Results: Mortality was lowest in high-volume hospitals and with high-volume physicians (OR .58 and .66, respectively). However, risk-adjusted mortality rates were not statistically different between high-volume physicians in high-volume hospitals vs. low-volume physicians in low-volume hospitals (3.8% vs. 8.4%, p = 0.09). Also, high-volume physicians in low-volume hospitals had a risk-adjusted mortality of 4.8% vs. low-volume physicians of 8.4%. Whereas, in a high-volume hospital, low-volume physicians' mortality rate was 6.5% vs. 3.8% for high-volume physicians. Srinivas et al concluded that physician experience significantly affects the hospital-volume mortality relationship.
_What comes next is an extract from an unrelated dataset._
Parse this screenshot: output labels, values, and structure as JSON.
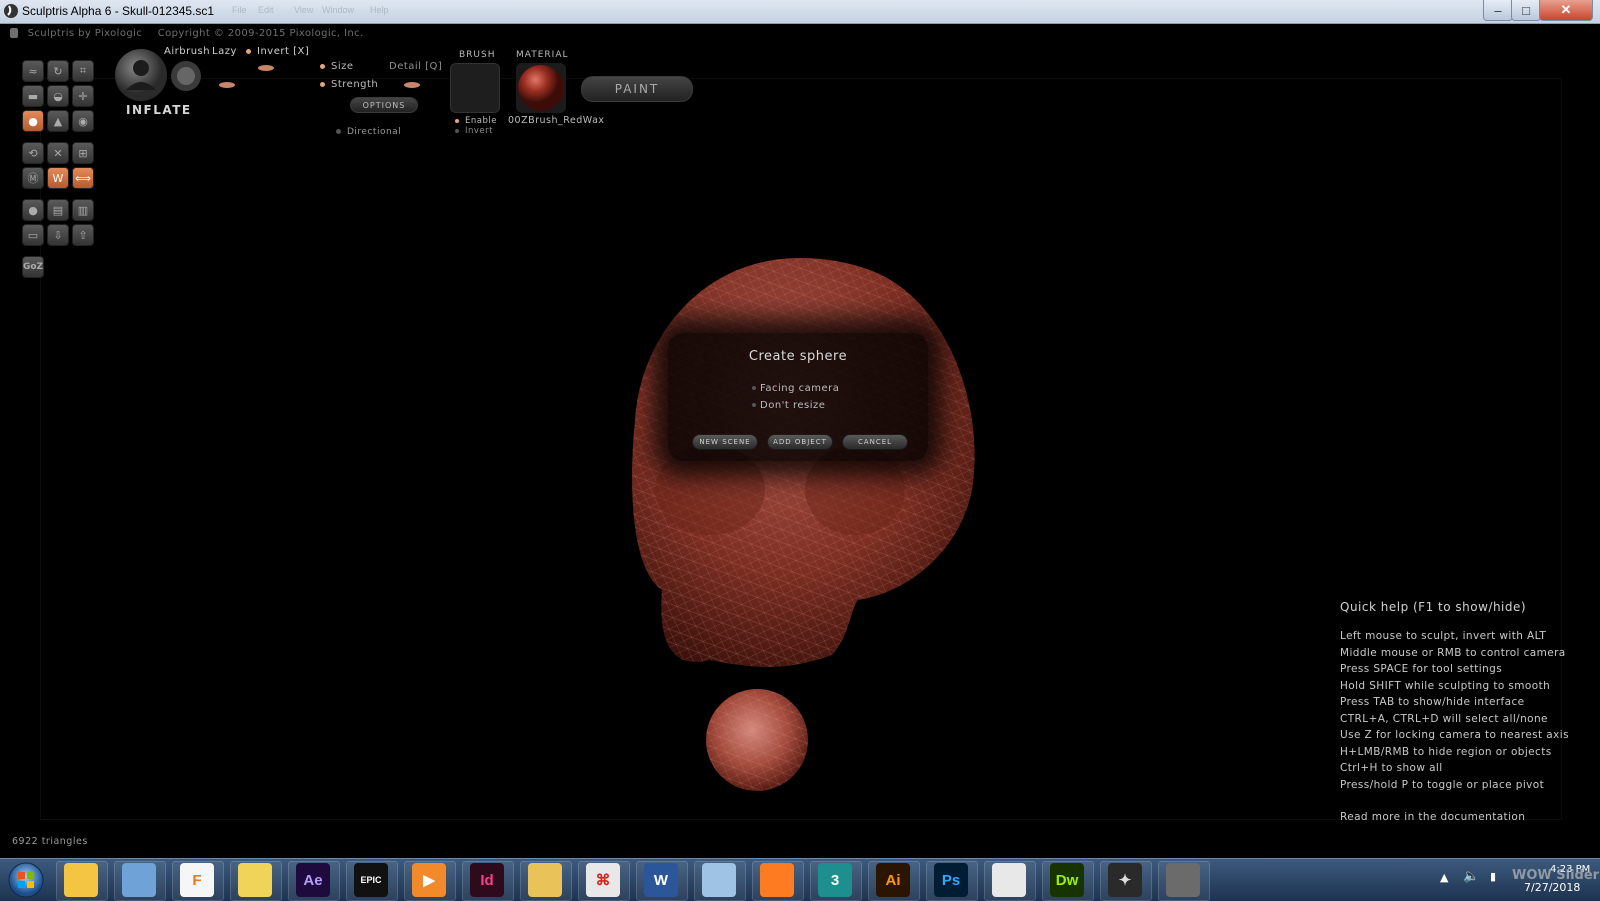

This report validates the power of PCI procedure volume in determining PCI results in patients with acute STEMI taken to the cath lab for immediate PCI. The data are unique in that all cath labs in New York are obligated to supply information about their PCI results. While hospital procedure volume is important, hospital volume does not show a strict correlation with hospital mortality. For instance, in hospitals with > 75 per year volume, risk-adjusted hospital rate was 3.32%, compared to 4.24% in hospitals < 75 per year, p = NS. Also, they demonstrate a dynamic relationship among hospital volume, physician volume, and mortality rates, which suggests that operator experience is a major factor in determining outcomes of primary PCI.
The main problem with these interesting data regarding high-volume and low-volume physicians and hospitals is the time elapsed between the present and 2000-2002; the data, thus, reflect PCI practice of up to nine years ago. This observation is not mentioned by Srinivas et al; more up-to-date data are likely to be at least equivalent or more likely superior, given the enormous interest in activating STEMI hospitals en route, sending ECG data en route or "straight to lab," activation done by ER and/or cardiology personnel. Moving the patient from the ambulance directly to the ER (better yet, directly to the cath lab), and emphasizing door-to-balloon time rather than the gross club of hospital volume, are important advances. It is likely that current practices and equipment are important, but physician expertise remains the mainstay of PCI in STEMI and all other invasive procedures.